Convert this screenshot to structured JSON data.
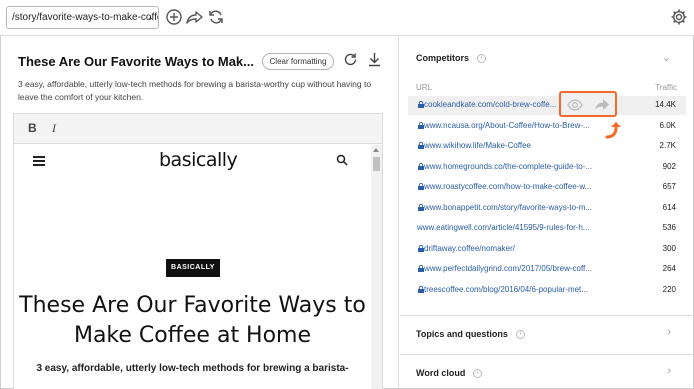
{
  "toolbar": {
    "url_value": "/story/favorite-ways-to-make-coffee..."
  },
  "doc": {
    "title": "These Are Our Favorite Ways to Mak...",
    "clear_label": "Clear formatting",
    "description": "3 easy, affordable, utterly low-tech methods for brewing a barista-worthy cup without having to leave the comfort of your kitchen."
  },
  "editor": {
    "bold": "B",
    "italic": "I"
  },
  "preview": {
    "brand": "basically",
    "tag": "BASICALLY",
    "headline_line1": "These Are Our Favorite Ways to",
    "headline_line2": "Make Coffee at Home",
    "subline": "3 easy, affordable, utterly low-tech methods for brewing a barista-"
  },
  "competitors": {
    "title": "Competitors",
    "col_url": "URL",
    "col_traffic": "Traffic",
    "rows": [
      {
        "url": "cookieandkate.com/cold-brew-coffe...",
        "traffic": "14.4K",
        "lock": true
      },
      {
        "url": "www.ncausa.org/About-Coffee/How-to-Brew-...",
        "traffic": "6.0K",
        "lock": true
      },
      {
        "url": "www.wikihow.life/Make-Coffee",
        "traffic": "2.7K",
        "lock": true
      },
      {
        "url": "www.homegrounds.co/the-complete-guide-to-...",
        "traffic": "902",
        "lock": true
      },
      {
        "url": "www.roastycoffee.com/how-to-make-coffee-w...",
        "traffic": "657",
        "lock": true
      },
      {
        "url": "www.bonappetit.com/story/favorite-ways-to-m...",
        "traffic": "614",
        "lock": true
      },
      {
        "url": "www.eatingwell.com/article/41595/9-rules-for-h...",
        "traffic": "536",
        "lock": false
      },
      {
        "url": "driftaway.coffee/nomaker/",
        "traffic": "300",
        "lock": true
      },
      {
        "url": "www.perfectdailygrind.com/2017/05/brew-coff...",
        "traffic": "264",
        "lock": true
      },
      {
        "url": "treescoffee.com/blog/2016/04/6-popular-met...",
        "traffic": "220",
        "lock": true
      }
    ]
  },
  "topics": {
    "title": "Topics and questions"
  },
  "wordcloud": {
    "title": "Word cloud"
  },
  "colors": {
    "accent": "#f26a2a",
    "link": "#2b5ea8"
  }
}
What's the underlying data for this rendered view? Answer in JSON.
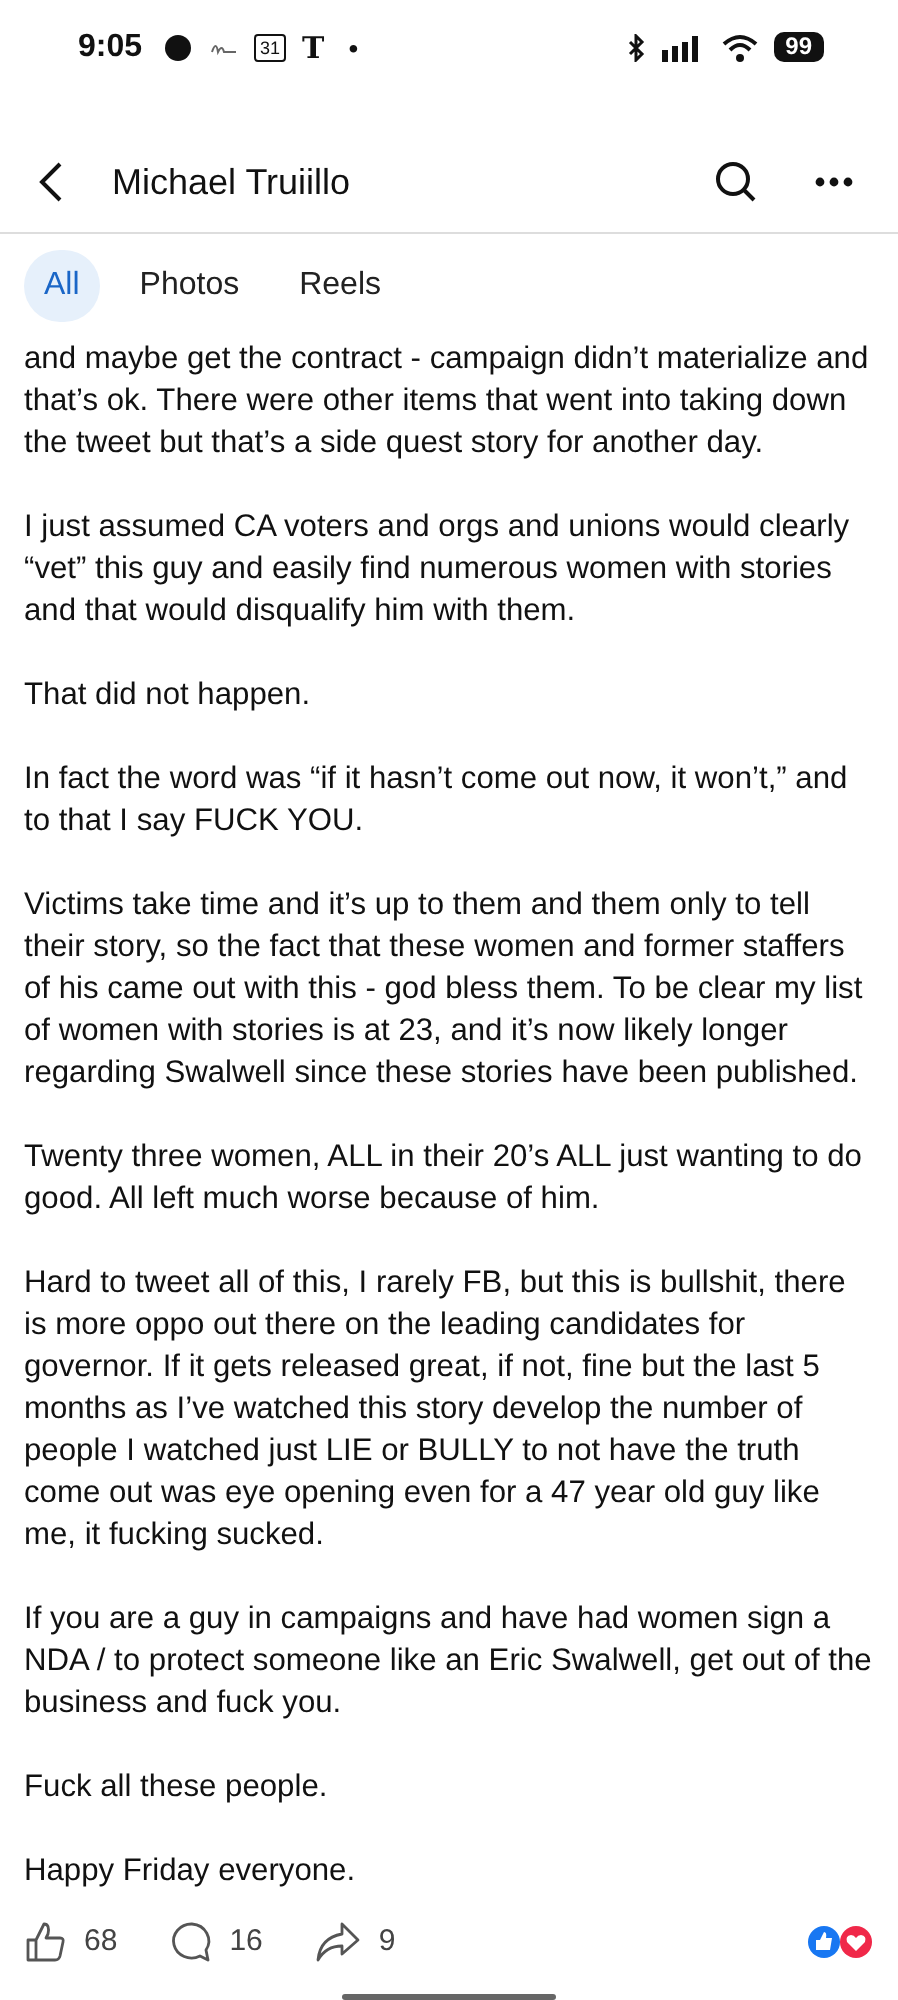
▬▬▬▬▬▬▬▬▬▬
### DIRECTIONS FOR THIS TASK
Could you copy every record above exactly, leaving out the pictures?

### ANSWER BOX
Convert this screenshot to structured JSON data.
{
  "toolbar": {
    "url_value": "/story/favorite-ways-to-make-coffee..."
  },
  "doc": {
    "title": "These Are Our Favorite Ways to Mak...",
    "clear_label": "Clear formatting",
    "description": "3 easy, affordable, utterly low-tech methods for brewing a barista-worthy cup without having to leave the comfort of your kitchen."
  },
  "editor": {
    "bold": "B",
    "italic": "I"
  },
  "preview": {
    "brand": "basically",
    "tag": "BASICALLY",
    "headline_line1": "These Are Our Favorite Ways to",
    "headline_line2": "Make Coffee at Home",
    "subline": "3 easy, affordable, utterly low-tech methods for brewing a barista-"
  },
  "competitors": {
    "title": "Competitors",
    "col_url": "URL",
    "col_traffic": "Traffic",
    "rows": [
      {
        "url": "cookieandkate.com/cold-brew-coffe...",
        "traffic": "14.4K",
        "lock": true
      },
      {
        "url": "www.ncausa.org/About-Coffee/How-to-Brew-...",
        "traffic": "6.0K",
        "lock": true
      },
      {
        "url": "www.wikihow.life/Make-Coffee",
        "traffic": "2.7K",
        "lock": true
      },
      {
        "url": "www.homegrounds.co/the-complete-guide-to-...",
        "traffic": "902",
        "lock": true
      },
      {
        "url": "www.roastycoffee.com/how-to-make-coffee-w...",
        "traffic": "657",
        "lock": true
      },
      {
        "url": "www.bonappetit.com/story/favorite-ways-to-m...",
        "traffic": "614",
        "lock": true
      },
      {
        "url": "www.eatingwell.com/article/41595/9-rules-for-h...",
        "traffic": "536",
        "lock": false
      },
      {
        "url": "driftaway.coffee/nomaker/",
        "traffic": "300",
        "lock": true
      },
      {
        "url": "www.perfectdailygrind.com/2017/05/brew-coff...",
        "traffic": "264",
        "lock": true
      },
      {
        "url": "treescoffee.com/blog/2016/04/6-popular-met...",
        "traffic": "220",
        "lock": true
      }
    ]
  },
  "topics": {
    "title": "Topics and questions"
  },
  "wordcloud": {
    "title": "Word cloud"
  },
  "colors": {
    "accent": "#f26a2a",
    "link": "#2b5ea8"
  }
}
What's the underlying data for this rendered view? Answer in JSON.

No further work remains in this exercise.